A team at Stanford's School of Engineering has demonstrated an ultrafast nanoscale light-emitting diode (LED) that is orders of magnitude lower in power consumption than today's laser-based systems and is able to transmit data at the very rapid rate of 10 billion bits per second. The researchers say it is a major step forward in providing a practical ultrafast, low-power light source for on-chip data transmission.

Stanford's Jelena Vuckovic, an associate professor of electrical engineering, and Gary Shambat, a doctoral candidate in electrical engineering, announced their device in a research paper set to be published Tuesday in the journal Nature Communications.

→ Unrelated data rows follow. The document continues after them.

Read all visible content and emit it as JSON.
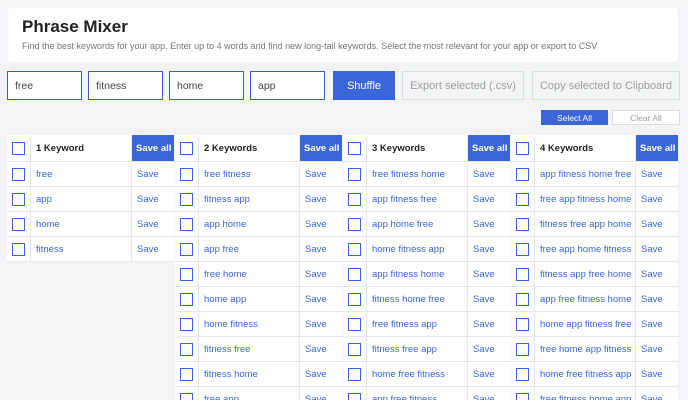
{
  "app": {
    "title": "Phrase Mixer",
    "subtitle": "Find the best keywords for your app. Enter up to 4 words and find new long-tail keywords. Select the most relevant for your app or export to CSV"
  },
  "inputs": [
    "free",
    "fitness",
    "home",
    "app"
  ],
  "toolbar": {
    "shuffle_label": "Shuffle",
    "export_label": "Export selected (.csv)",
    "clipboard_label": "Copy selected to Clipboard",
    "select_all_label": "Select All",
    "clear_all_label": "Clear All"
  },
  "save_label": "Save",
  "save_all_label": "Save all",
  "columns": [
    {
      "header": "1 Keyword",
      "keywords": [
        "free",
        "app",
        "home",
        "fitness"
      ]
    },
    {
      "header": "2 Keywords",
      "keywords": [
        "free fitness",
        "fitness app",
        "app home",
        "app free",
        "free home",
        "home app",
        "home fitness",
        "fitness free",
        "fitness home",
        "free app"
      ]
    },
    {
      "header": "3 Keywords",
      "keywords": [
        "free fitness home",
        "app fitness free",
        "app home free",
        "home fitness app",
        "app fitness home",
        "fitness home free",
        "free fitness app",
        "fitness free app",
        "home free fitness",
        "app free fitness"
      ]
    },
    {
      "header": "4 Keywords",
      "keywords": [
        "app fitness home free",
        "free app fitness home",
        "fitness free app home",
        "free app home fitness",
        "fitness app free home",
        "app free fitness home",
        "home app fitness free",
        "free home app fitness",
        "home free fitness app",
        "free fitness home app"
      ]
    }
  ]
}
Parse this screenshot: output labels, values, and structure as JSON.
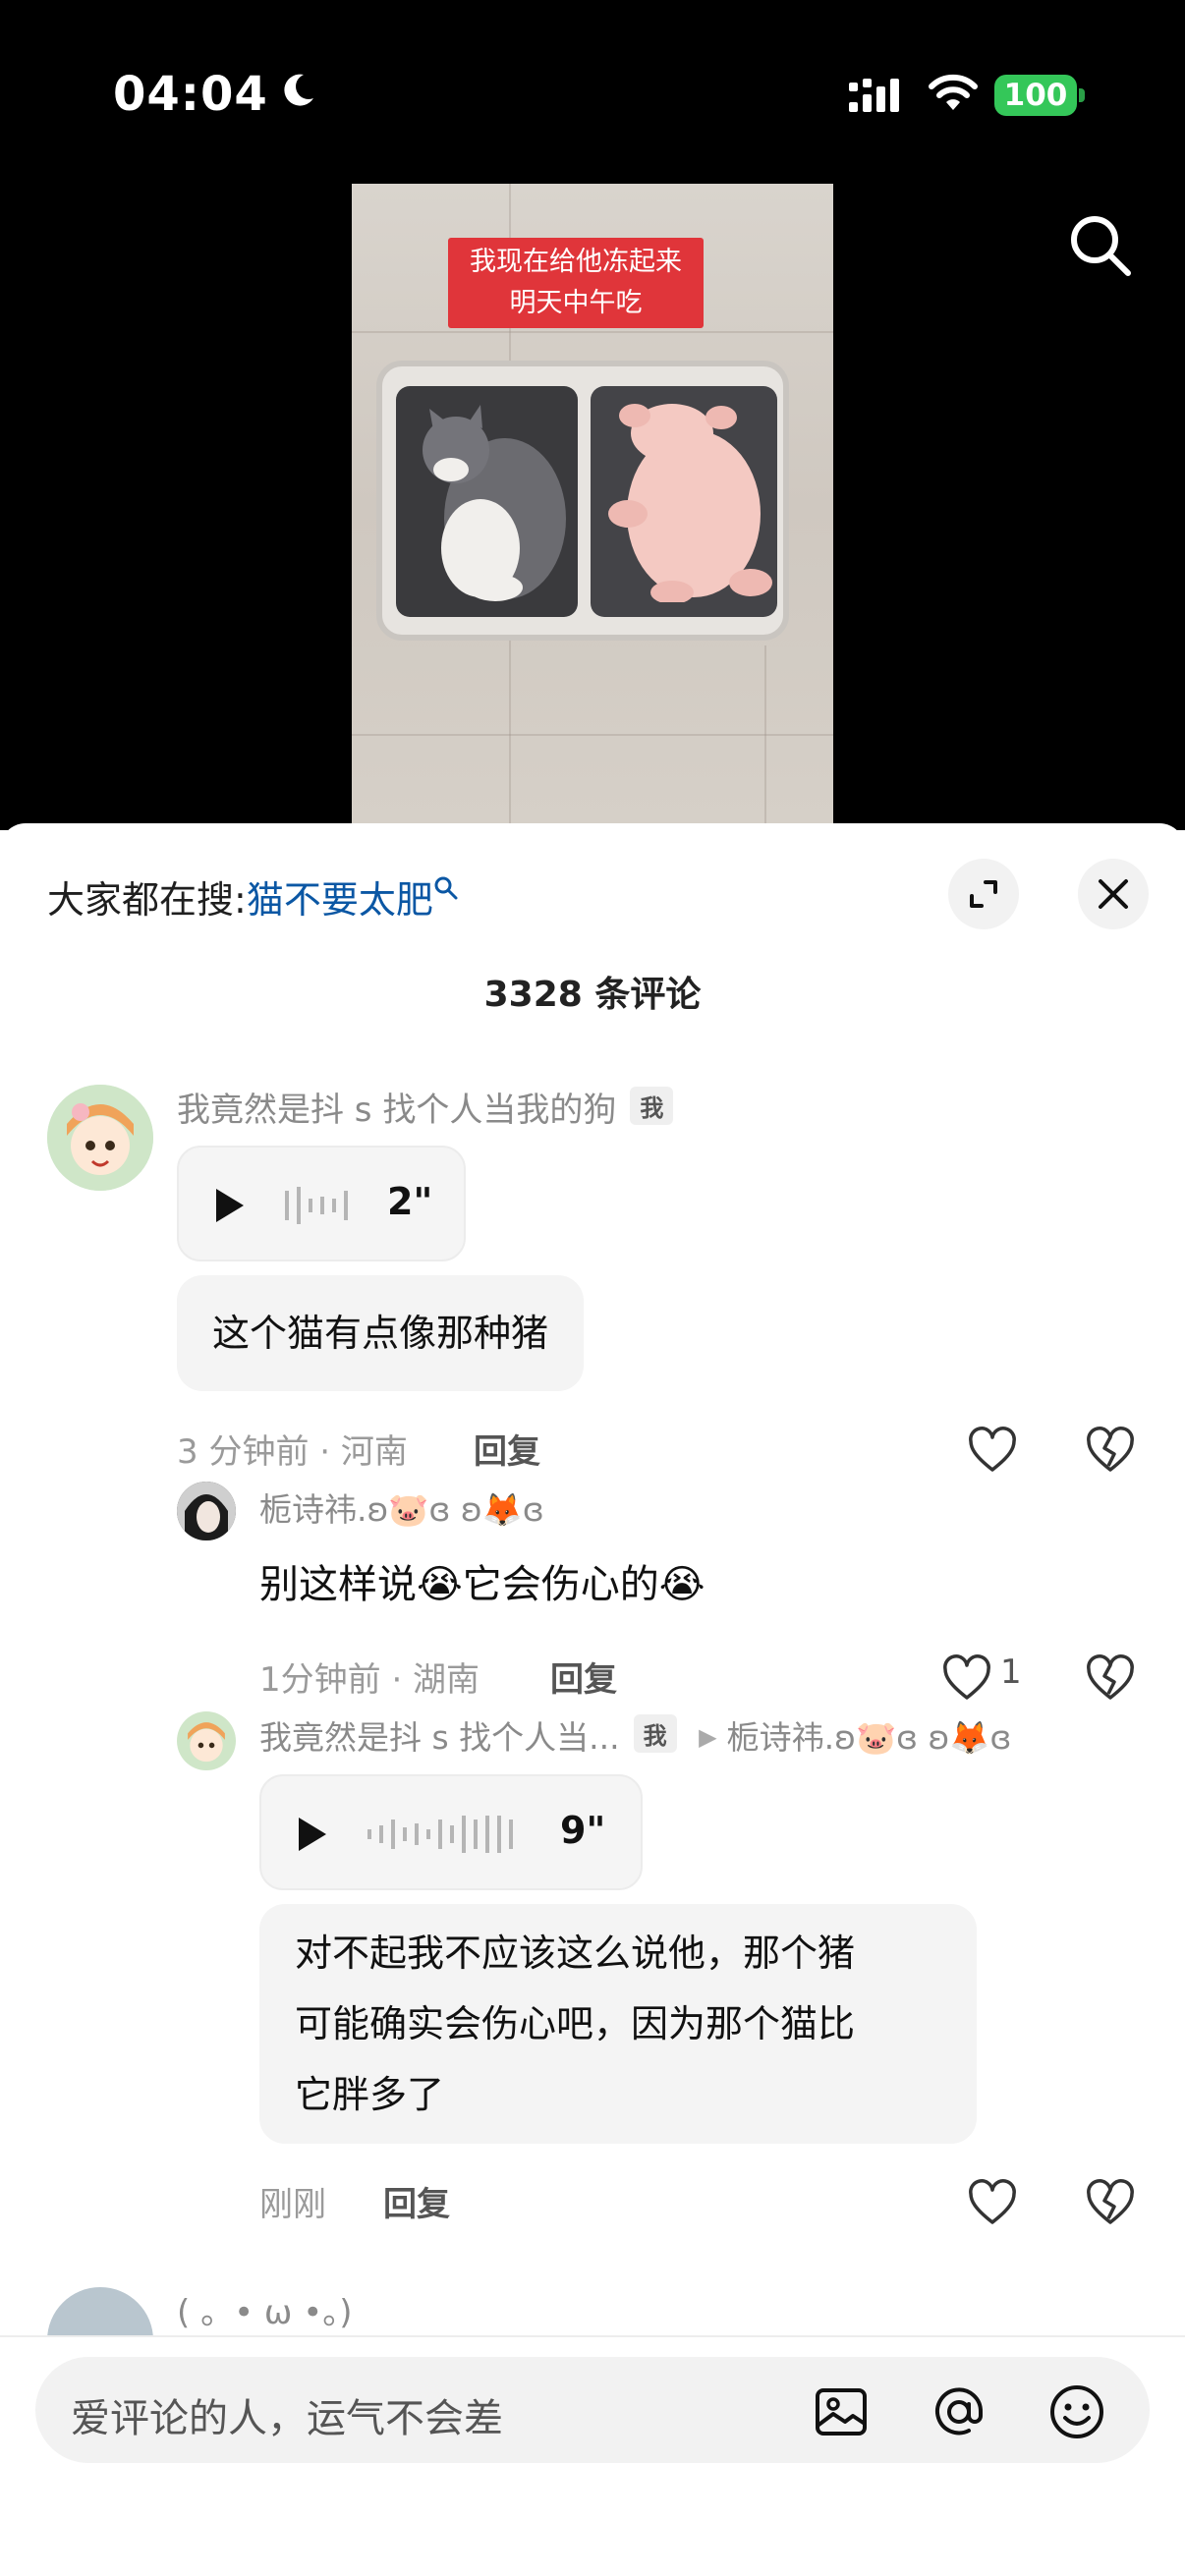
{
  "status_bar": {
    "time": "04:04",
    "battery": "100",
    "icons": [
      "moon-icon",
      "cellular-signal-icon",
      "wifi-icon",
      "battery-icon"
    ]
  },
  "video": {
    "caption_line1": "我现在给他冻起来",
    "caption_line2": "明天中午吃"
  },
  "sheet": {
    "trending_prefix": "大家都在搜:",
    "trending_query": "猫不要太肥",
    "comment_count": "3328 条评论"
  },
  "comments": [
    {
      "user": "我竟然是抖 s 找个人当我的狗",
      "badge": "我",
      "voice_duration": "2\"",
      "text": "这个猫有点像那种猪",
      "meta": "3 分钟前 · 河南",
      "reply_label": "回复"
    }
  ],
  "replies": [
    {
      "user": "栀诗祎.ʚ🐷ɞ ʚ🦊ɞ",
      "text": "别这样说😭它会伤心的😭",
      "meta": "1分钟前 · 湖南",
      "reply_label": "回复",
      "likes": "1"
    },
    {
      "user": "我竟然是抖 s 找个人当...",
      "badge": "我",
      "reply_to": "栀诗祎.ʚ🐷ɞ ʚ🦊ɞ",
      "voice_duration": "9\"",
      "text_line1": "对不起我不应该这么说他，那个猪",
      "text_line2": "可能确实会伤心吧，因为那个猫比",
      "text_line3": "它胖多了",
      "meta": "刚刚",
      "reply_label": "回复"
    }
  ],
  "next_comment_user": "( 。• ω •。)",
  "input": {
    "placeholder": "爱评论的人，运气不会差"
  },
  "colors": {
    "link": "#0b57a4",
    "battery": "#34c759",
    "caption_bg": "#e0353a"
  }
}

Tests show that the device, technically called "nanoscale single-mode LED," can transmit information in computers from chip to chip at least 10 times the speed of any current computer while consuming more than a 1,000 times less energy, the developers say.

The tiny device is a highly advanced version of the LED lamps that are increasingly used in everything from pocket flashlights and home lighting to the "grow-lights" that force-feed everything from house plants to marijuana farms.

Engineers use nanophotonics to reshape on-chip computer data transmission

This illustration shows how a single nanophotonic single-mode LED is constructed. (Image: Gary Shambat, Stanford School of Engineering)

The LED in question is a "single-mode LED," a special type of diode that emits light more or less at a single wavelength, very similar to a laser. 
"Traditionally, engineers have thought only lasers can communicate at high data rates and ultralow power," said Shambat. "Our nanophotonic, single-mode LED can perform all the same tasks as lasers, but at much lower power."